Documents, books, and photographs, are, believe it or not, in a semi-stable environment until the water starts drying.  For some items, there is nothing you will be able to do to recover them completely.  However, for the most part, these items sometime acclimate to their surroundings, until they change again.  The BIGGEST threat to all these items is not the water, but the mold that will ensue if you cannot cool and dehumidify your basement quickly and completely.  All the statistics on mold indicates that is forms and spreads within 24 hours.  I have seen it start forming and spread in less than 12.  Mold is the biggest destroyer of all items.  Combating that is a top priority because it is also a serious health issue!  Keep the air circulating for constant motion and drying purposes.
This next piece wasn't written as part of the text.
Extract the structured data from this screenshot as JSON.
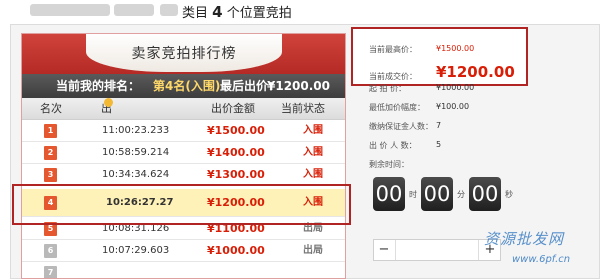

Documents and photographs can be recovered through air-drying.  Photographs need to be separated; the emulsion used in their manufacturing process, will turn sticky and once these items dry together, you will not be able to get them apart.  Once separated you can clothes pin them onto a line to air dry.  Documents, depending on weight of the paper when wet, can also be air-dried, or laid out on the floor.  Typically, in the library setting, we use blotting paper to assist in the “wicking” processes.  Paper towels should work.

However, Kitchen Paper Towels will not work.  This is important.  Manufacturers have designed them to lock moisture in and hold it in.  Paper towels, like the brown ones, that dry easily and do not have moisture lock are preferred and do work best.
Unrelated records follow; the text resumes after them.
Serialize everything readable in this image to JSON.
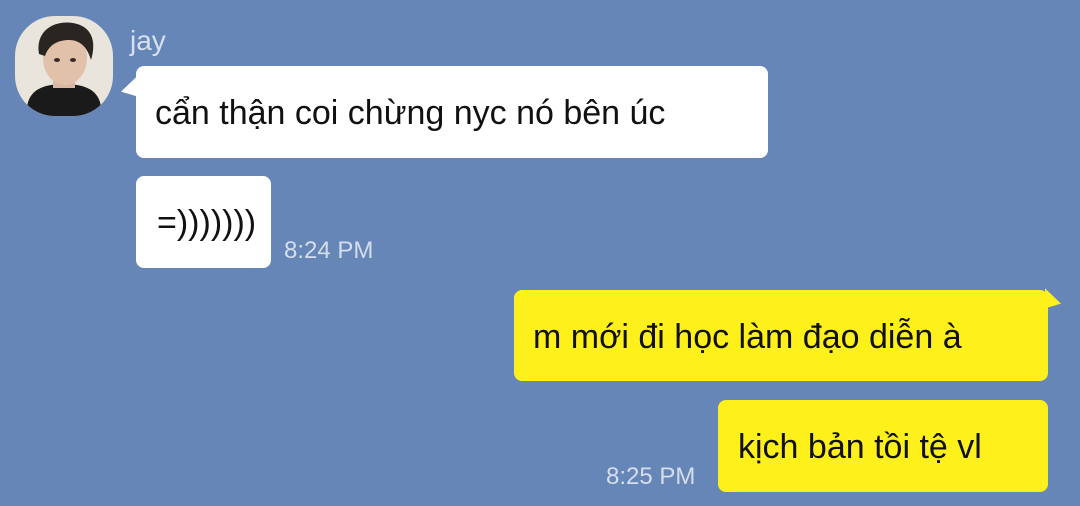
{
  "chat": {
    "sender_name": "jay",
    "messages": [
      {
        "direction": "incoming",
        "text": "cẩn thận coi chừng nyc nó bên úc"
      },
      {
        "direction": "incoming",
        "text": "=)))))))",
        "time": "8:24 PM"
      },
      {
        "direction": "outgoing",
        "text": "m mới đi học làm đạo diễn à"
      },
      {
        "direction": "outgoing",
        "text": "kịch bản tồi tệ vl",
        "time": "8:25 PM"
      }
    ]
  },
  "colors": {
    "background": "#6686b8",
    "incoming_bubble": "#ffffff",
    "outgoing_bubble": "#fef01b",
    "meta_text": "#d5deec"
  }
}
Books tend to be a bit more difficult in the recovery process.  Improper handling of books can cause their spines to break and fall apart.  Books, like George M. Meiser IX, and Gloria Jean Meiser’s The Passing Scene, which are glossy coated, need to be treated carefully.  The pages of glossy covered books, needed to be interleafed with wax paper BEFORE the drying process starts, or the pages will stick together, and you will not get them apart.  For non-glossy format books, interleaving paper towels and standing them, wet side down will help gravity pull the water from the book.  Leave a portion of the paper towel around the edge of the book so when the water is wicked to the end, it can air dry and pull more moisture out.  When the bulk of the water is out, you might need to weight it down to finish the drying process, or you can end up with a book double its original size.

Wet items in frames need to be carefully removed from the frame so the item does not stick to the glass, rip apart and dries thoroughly.

These are just a few tips.  If you require more professional assistance, you can contact:

Berks Fire and Water Restorations, Inc. – http://bfwrestorations.com/

For professional archival assistance:

The Conservation Center for Art and Historic Artifacts – http://www.ccaha.org/

and I like to give a shout out and mention the following organizations who assisted me in a library recovery 4 years or so ago:

The Northeast Document Conservation Center – http://www.nedcc.org/home.php

Document Reprocessors – http://documentreprocessors.com/

If at any point you have questions, please call the Historical Society, I will do my best to help point you in the right direction.  Stay Safe and Dry Berks County!